The French Court of Audit will today single out the multi-occupation public insurance pension fund for poor governance in its annual update to the country.
The Court of Audit, a quasi-judicial body known locally as Cours des comptes is responsible for auditing central government, public and private institutions and other bodies.
In a speech tonight, the Court will provide its annual update, singling out the near 500,000 member pension fund Caisse Interprofessionnelle de Prevoyance et d’Assurance Vieillesse (CIPAV) for poor governance.
President of the Court, Didier Migaud, is set to provide a detailed list of failures at the fund that have affected governance, investments and member services.
The pension fund manages the retirement savings for architects, professional consultants, engineers and the self-employed.
Migaud is to recommend that a provisional administrator, who will oversee future transitions, replace the board of the pension fund.
The Court’s report suggested assets held by the fund had been poorly managed – stemming from a lack of proper financial management – until 2010.
It rebuked the fund for failing to use appropriate procurement procedures in line with requirements for public bodies, and for shirking legal duties.
The report also suggested the fund had "significantly" failed its members, providing pensioners with poor service.
On the fund’s assets, the Court pointed out that the annual return rate of 6% between 1989 and 2012 was significantly below benchmark bond rates over the same time period, highlighting poor investment management.
The Court's report said the cause of the poor performance was a lack of financial management, and the fact investments were managed by a committee that did not employ a code of ethics, even though this has been required by law since 2004.
Prior to 2010, the scheme also placed 75% of its investments with a single investment manager. Even after CIPAV hired a CFO, the single investment manager still oversaw more than one-third of investments at the end of 2012.
In line with its requirements for a provisional administrator replacing the board, the Court highlighted that 80% of procurement was acquired outside of the framework public bodies are required to follow.

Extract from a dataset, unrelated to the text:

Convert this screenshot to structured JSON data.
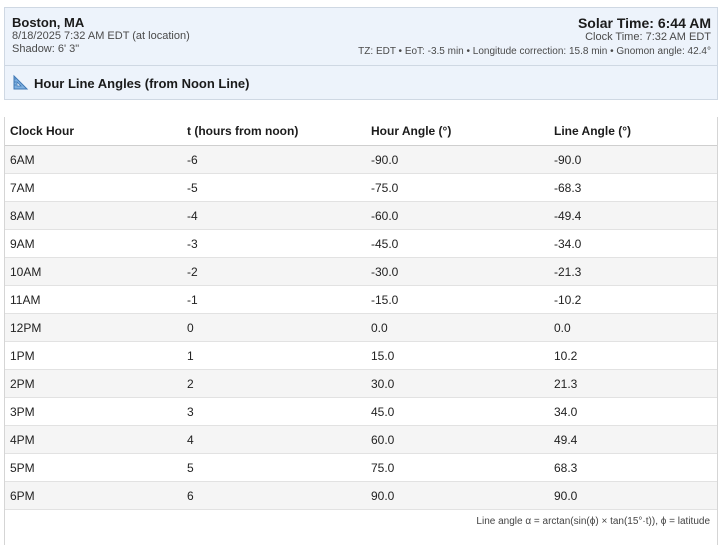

More than half of retirees within the scheme face severe delays in receiving their pension, the report added.
CIPAV’s call centre can only process 25% of received phone calls, resulting in at least three months of delays for pensioners.